years. So railway magnates and the masses began to see alike that the congestion of freight was a general condition affecting every industry and the entire country, and one not to be remedied by local and temporary means. Thenceforward discussions and conventions took a definite aim—and for the first time in our industrial history, railway corporations, commercial organizations, producers, and consumers, all united in a common movement for the common good.
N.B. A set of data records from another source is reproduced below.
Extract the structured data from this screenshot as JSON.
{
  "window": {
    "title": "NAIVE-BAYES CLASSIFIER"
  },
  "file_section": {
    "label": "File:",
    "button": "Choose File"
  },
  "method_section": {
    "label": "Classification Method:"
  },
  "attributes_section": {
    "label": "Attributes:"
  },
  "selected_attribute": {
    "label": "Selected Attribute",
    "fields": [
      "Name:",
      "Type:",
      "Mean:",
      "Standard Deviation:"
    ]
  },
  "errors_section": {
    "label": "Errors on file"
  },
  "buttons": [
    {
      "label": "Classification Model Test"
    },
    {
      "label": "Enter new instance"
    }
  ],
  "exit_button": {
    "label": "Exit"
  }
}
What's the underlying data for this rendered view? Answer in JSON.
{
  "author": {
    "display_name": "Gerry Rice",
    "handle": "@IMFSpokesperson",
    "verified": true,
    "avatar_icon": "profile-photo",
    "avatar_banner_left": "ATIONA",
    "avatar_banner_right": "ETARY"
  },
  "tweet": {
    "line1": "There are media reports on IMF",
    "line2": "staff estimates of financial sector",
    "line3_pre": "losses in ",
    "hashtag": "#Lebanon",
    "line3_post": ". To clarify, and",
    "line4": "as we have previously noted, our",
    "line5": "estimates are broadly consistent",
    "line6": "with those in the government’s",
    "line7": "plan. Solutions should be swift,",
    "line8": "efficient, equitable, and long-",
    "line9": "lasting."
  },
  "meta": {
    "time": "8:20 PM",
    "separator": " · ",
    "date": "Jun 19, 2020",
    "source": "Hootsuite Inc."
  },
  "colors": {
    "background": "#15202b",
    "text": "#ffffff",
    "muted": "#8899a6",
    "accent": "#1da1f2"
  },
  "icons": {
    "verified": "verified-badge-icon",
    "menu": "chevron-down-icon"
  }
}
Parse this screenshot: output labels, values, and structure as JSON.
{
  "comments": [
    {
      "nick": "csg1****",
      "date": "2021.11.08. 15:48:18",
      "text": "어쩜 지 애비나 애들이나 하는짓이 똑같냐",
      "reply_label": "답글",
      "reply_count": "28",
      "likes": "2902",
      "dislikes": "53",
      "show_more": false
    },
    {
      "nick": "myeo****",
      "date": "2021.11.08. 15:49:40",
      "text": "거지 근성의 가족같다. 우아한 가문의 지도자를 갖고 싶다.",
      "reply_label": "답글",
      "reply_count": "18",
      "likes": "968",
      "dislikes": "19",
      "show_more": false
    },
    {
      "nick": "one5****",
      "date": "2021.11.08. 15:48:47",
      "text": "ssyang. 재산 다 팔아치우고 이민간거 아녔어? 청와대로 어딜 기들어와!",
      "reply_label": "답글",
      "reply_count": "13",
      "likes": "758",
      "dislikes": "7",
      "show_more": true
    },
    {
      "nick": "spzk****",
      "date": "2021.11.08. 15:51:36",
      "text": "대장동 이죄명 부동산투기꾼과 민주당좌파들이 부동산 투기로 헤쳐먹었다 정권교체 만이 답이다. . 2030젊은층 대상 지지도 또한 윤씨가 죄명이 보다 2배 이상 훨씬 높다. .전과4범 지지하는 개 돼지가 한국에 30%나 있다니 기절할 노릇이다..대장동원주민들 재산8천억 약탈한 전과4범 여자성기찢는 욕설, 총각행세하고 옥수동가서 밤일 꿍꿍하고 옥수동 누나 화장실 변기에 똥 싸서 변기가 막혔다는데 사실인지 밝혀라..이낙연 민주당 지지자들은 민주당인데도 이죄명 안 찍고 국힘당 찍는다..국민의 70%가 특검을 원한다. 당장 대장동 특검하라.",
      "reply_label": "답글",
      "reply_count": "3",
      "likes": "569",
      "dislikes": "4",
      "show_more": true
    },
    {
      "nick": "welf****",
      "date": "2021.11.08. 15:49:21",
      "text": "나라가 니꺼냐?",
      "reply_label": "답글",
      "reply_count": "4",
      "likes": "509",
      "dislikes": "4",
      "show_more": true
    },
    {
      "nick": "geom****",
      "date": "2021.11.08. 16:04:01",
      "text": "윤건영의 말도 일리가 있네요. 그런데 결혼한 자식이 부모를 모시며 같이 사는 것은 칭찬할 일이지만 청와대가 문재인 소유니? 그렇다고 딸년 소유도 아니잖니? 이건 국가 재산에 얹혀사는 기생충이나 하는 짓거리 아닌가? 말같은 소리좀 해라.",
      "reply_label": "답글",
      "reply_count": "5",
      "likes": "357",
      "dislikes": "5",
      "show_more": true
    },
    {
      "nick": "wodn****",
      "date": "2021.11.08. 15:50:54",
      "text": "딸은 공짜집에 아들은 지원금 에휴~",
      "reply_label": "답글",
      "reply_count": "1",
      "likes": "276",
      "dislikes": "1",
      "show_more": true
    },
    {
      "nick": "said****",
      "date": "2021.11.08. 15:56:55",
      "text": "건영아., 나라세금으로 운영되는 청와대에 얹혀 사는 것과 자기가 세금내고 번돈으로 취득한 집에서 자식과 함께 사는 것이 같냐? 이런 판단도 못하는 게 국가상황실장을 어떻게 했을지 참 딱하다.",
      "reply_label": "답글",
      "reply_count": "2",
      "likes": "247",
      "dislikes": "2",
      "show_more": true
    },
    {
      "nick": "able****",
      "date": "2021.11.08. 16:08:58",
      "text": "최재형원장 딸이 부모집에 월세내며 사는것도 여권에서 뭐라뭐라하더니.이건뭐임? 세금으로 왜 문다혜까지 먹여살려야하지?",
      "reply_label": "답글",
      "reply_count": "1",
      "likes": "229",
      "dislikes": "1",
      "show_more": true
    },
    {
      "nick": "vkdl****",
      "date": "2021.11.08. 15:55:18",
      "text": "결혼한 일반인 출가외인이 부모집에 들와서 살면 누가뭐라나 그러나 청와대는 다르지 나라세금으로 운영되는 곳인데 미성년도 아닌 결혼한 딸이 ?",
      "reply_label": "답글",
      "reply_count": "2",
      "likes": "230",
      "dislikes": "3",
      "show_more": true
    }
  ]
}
Seen large, our primary industries are production and distribution, the latter effected by trade and transportation; and in 1906 it became clear that production had so far outgrown transportation and trade (including every phase of merchandising and banking and broking) as to prevent the normal development of either—i. e., entire sections of the country were confronted by the stern necessity of finding new and more economical transportation facilities, or else ceasing to develop. In fact while citizens and statesmen were seeking facilities and discussing the resumption of water traffic, settlement and production actually stopped over scores of thousands of square miles in the Dakotas, Montana, Wyoming, Washington, Oregon and California: nor can it recommence, save perhaps feebly and sporadically, until transportation is provided. For conditions are changing: In the first place, human nature being as it is, the luxuries of yesterday are the necessities of to-day, so that the time of the independent and self-supporting squatter family has passed, and that of the interdependent settlement or community united on the joint basis of human sympathy and convenient currency has come in its stead. In the second place, water and fuel are no longer mere redundancies if not obstructions to settlement, but essentials to be gained only through collective action. In the third place, the multiplication of communities necessarily involves a much more rapid increase of lines of communication, in accordance with the mathematical law of combination: two communities may be connected by one line, while three communities require three lines; four demand six lines, five need 10 lines, six, 15 lines, eight, 28 lines, twelve, 66 lines; if the lines were not combined, the county seats of a state of a hundred counties would require 4,950 lines of communication to connect them, while the thousand towns of a section would require 49,950 lines—so that a reason for the breaking down of transportation systems in a growing country is the inexorable physical law under which the lines connecting communities increase in rapid ratio. Thus the congestion of traffic in the land of magnificent distances forming the interior and the west in 1906 was inevitable; production and trade had simply outgrown transportation facilities; the railways failed because the marts were too far apart for their carrying capacity—and the old-time packets were gone!